The mismanagement of food rations continues despite refugees vociferously protesting for more than a year. There might be a widening rift between the SWD and ISS-HK that exposes a communication problem, to put it gently, relating to millions of dollars in food allowances that failed to reach the plates of destitute and hungry refugees. “Where is the remaining money” questioned Cable TV.
The 69 refugee slums exposed by Vision First are emblematic of the faltering asylum system. As a matter of fairness and humanity, it is reasonable to expect that the slums be wound down gradually without mass evictions that cause preventable homelessness. To the contrary, the same indifference to the wellbeing of refugees manifested in the establishment of slums, is blatantly obvious in their abrupt closure without offering basic, functional and safe accommodation.
A distraught refugee recently made homeless exclaimed, “I waited seven years for Immigration to [determine] my case. Still no answer. Now I have no place to stay and nowhere I can rent for 1500$. Hong Kong wants all refugees to go away! If we could go to another country we would leave … but how?”
About a month ago two master students from Australia arrived in Hong Kong. Their mission was to study the life and circumstances of refugees in Hong Kong. “I want to find out how refugees and asylum seekers are treated here,” said one, “Refugees are my thesis for my doctoral study in criminology.”

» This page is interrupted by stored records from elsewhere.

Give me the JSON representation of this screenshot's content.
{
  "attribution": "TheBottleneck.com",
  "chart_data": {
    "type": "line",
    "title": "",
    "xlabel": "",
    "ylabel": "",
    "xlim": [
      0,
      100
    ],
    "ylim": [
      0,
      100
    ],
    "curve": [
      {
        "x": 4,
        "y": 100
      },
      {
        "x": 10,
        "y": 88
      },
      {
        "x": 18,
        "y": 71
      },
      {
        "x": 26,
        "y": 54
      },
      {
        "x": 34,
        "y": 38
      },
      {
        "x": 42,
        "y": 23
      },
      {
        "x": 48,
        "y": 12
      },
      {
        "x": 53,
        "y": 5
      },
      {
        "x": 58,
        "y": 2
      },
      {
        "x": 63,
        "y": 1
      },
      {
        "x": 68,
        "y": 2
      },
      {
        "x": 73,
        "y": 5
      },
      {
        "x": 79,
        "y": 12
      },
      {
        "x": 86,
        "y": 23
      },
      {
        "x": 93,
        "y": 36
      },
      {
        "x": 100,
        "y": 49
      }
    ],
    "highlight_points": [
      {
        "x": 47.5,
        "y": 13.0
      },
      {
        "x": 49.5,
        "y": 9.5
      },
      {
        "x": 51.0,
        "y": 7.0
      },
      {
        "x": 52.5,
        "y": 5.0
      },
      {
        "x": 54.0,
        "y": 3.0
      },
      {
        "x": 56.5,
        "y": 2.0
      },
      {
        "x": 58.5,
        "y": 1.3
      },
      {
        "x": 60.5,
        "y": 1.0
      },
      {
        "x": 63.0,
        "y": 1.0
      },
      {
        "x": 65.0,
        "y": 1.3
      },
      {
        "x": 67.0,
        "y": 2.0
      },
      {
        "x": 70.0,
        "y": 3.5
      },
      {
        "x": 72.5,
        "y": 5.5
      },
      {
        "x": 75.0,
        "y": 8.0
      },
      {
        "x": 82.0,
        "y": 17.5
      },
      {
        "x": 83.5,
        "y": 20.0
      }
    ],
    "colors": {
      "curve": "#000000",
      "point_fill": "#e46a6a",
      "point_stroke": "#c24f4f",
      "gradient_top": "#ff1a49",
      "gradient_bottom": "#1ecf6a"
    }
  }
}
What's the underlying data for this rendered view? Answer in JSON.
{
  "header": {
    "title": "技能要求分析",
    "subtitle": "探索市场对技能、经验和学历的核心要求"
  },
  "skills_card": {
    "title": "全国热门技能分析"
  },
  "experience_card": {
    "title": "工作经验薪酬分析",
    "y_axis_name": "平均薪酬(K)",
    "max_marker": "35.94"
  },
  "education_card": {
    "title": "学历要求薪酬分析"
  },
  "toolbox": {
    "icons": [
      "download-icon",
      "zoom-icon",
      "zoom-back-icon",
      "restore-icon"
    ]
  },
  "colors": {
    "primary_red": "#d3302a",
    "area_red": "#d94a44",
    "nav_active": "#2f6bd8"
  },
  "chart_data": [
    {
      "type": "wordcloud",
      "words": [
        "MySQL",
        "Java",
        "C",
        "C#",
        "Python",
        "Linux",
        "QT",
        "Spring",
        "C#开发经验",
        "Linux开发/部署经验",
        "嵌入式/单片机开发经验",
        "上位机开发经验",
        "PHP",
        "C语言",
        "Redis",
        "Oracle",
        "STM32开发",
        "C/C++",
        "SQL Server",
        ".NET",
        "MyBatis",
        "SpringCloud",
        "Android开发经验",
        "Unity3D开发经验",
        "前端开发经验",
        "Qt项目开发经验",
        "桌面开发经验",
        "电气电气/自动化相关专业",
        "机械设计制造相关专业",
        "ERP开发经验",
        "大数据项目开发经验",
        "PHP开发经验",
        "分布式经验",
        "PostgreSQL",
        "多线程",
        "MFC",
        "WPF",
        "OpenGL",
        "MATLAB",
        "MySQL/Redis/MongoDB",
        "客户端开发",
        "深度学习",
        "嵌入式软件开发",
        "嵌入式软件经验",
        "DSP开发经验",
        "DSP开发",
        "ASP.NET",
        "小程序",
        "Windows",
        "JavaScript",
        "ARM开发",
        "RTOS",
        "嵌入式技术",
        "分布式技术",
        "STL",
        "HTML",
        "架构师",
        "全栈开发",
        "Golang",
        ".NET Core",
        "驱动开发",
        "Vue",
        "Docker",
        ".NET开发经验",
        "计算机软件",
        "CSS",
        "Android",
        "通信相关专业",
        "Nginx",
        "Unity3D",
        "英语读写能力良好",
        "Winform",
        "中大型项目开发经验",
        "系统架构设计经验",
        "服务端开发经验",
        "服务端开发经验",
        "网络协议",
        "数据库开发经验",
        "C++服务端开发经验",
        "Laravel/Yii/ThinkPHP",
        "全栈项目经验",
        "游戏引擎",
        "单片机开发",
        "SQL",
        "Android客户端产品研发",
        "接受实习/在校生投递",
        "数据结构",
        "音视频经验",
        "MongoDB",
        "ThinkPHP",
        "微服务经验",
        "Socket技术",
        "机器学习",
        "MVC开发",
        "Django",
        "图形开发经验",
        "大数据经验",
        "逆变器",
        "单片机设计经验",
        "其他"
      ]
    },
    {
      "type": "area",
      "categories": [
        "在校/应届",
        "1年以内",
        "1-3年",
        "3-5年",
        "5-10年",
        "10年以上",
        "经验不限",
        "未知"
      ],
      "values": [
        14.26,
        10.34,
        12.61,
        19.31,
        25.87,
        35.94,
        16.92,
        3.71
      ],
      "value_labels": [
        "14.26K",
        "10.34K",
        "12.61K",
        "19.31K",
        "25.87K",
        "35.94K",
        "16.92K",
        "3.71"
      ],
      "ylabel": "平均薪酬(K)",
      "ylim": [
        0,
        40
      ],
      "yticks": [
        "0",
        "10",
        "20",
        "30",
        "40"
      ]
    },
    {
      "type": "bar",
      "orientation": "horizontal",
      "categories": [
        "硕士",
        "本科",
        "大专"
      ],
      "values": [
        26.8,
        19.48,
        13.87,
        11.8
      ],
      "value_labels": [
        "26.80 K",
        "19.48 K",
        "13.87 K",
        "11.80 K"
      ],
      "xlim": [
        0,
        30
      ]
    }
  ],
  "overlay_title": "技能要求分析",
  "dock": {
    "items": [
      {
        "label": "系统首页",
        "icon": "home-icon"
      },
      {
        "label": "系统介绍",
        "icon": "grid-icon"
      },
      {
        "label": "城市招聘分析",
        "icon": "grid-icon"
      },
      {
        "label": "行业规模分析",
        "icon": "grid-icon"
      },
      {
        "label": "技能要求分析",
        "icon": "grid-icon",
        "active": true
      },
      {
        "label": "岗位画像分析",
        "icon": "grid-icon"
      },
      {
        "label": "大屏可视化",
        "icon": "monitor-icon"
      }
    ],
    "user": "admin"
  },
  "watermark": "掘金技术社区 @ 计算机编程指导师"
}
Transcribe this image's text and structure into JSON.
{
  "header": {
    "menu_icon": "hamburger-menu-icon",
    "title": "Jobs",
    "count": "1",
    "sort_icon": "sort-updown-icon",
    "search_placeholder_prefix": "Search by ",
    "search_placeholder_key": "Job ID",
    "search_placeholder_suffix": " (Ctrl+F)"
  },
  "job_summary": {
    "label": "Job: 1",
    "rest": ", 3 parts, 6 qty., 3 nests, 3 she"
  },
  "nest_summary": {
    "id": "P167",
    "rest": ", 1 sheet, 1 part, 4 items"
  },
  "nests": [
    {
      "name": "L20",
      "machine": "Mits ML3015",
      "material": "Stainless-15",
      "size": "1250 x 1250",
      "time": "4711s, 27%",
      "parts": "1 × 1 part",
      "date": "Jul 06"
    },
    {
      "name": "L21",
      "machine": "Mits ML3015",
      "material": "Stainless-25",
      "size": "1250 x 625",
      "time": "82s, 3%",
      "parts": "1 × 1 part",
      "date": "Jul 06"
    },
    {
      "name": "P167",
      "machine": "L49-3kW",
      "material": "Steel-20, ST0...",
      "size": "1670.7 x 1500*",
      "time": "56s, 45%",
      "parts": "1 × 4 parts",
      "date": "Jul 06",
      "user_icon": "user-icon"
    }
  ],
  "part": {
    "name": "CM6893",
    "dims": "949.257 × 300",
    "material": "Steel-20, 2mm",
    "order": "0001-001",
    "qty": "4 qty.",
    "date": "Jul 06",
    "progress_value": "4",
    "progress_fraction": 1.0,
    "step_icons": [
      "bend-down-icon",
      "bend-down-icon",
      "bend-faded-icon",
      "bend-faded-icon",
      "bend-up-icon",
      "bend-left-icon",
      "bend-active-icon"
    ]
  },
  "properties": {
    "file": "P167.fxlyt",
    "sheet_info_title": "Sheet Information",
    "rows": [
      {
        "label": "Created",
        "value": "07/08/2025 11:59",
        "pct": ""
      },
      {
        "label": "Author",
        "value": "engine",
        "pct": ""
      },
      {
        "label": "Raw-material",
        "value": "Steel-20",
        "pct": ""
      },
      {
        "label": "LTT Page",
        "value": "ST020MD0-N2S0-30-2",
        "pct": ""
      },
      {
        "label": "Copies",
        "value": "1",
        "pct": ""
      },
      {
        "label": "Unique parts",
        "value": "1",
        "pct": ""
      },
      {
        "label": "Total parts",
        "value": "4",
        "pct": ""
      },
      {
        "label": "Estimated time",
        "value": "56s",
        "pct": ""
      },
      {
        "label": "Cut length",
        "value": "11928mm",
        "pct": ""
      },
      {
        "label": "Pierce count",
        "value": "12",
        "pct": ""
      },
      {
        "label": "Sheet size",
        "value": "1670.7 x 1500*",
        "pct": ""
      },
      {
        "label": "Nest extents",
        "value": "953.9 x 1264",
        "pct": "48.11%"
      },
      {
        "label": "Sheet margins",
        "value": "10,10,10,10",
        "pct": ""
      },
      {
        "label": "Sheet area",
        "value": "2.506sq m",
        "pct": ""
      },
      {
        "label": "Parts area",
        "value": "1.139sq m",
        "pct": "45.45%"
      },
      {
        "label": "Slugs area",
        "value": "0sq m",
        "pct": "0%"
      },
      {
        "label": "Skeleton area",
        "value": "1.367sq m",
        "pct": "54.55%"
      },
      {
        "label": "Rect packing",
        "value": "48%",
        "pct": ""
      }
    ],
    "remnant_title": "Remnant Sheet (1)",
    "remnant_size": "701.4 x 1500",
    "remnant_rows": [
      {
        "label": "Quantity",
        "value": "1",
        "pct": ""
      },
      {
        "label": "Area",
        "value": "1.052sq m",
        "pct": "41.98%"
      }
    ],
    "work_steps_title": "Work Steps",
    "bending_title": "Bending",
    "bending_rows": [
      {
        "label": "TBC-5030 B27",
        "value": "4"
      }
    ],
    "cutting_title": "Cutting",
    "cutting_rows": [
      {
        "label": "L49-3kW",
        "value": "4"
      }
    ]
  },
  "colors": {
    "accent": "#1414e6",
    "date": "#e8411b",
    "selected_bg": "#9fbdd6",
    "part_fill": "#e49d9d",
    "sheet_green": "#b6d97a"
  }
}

Their journey started on a sour note after they sent a parcel to the Refugee Union. When it arrived, the Post Office issued a note advising to collect the parcel. The following morning at the Post Office a Refugee Union member produced his Identity Document to claim the parcel, but the clerk refused to accept his Recognizance Paper as a proof of Identity.
She remarked, “This is not a Hong Kong ID. We cannot give you this parcel as we don’t know you. I don’t know who you are and I don’t know what this document it.” It was very frustrating. We presented the Refugee Union membership card, but she was adamant that a Hong Kong ID card was required for collection. She called a senior who confirmed that either a Hong Kong ID card or passport was required, or else they would send the mail back to the sender.
We were unable to claim a parcel at a Hong Kong Government office by producing a document issued by Hong Kong Government after our passport were confiscated! Back at our desk we emailed the sender and explained the predicaments. They thought it bizarre that refugees hold a document that is meant to prove identity, but is not freely accepted in Hong Kong.
The Recognizance Paper with its archaic, imposing A4-size never goes unnoticed. It is meant to embarrass and demean refugees as an undesirable and unwelcome lot discriminated by the denial of legal status, even when Immigration takes a decade to determine claims. The classification of the unwanted starts with their criminalization – overstayer, outlaw and convict!
Shouldn’t the Post Office be briefed on and instructed to accept Recognizance Papers? Today there are over 10,000 such documents in circulation and refugees might need to produce them at one of the 129 post offices, where ignorant officers look aghast at bearers, “What is that? I don’t know what this is?”
The students found this story hard to believe, “In Australia we do not treat refugees like that. They enjoy their rights as human beings and live with dignity as everybody else. It’s a big shame what you go through. It is even doubtful that these arrangements are beneficial to Hong Kong in the long-term.”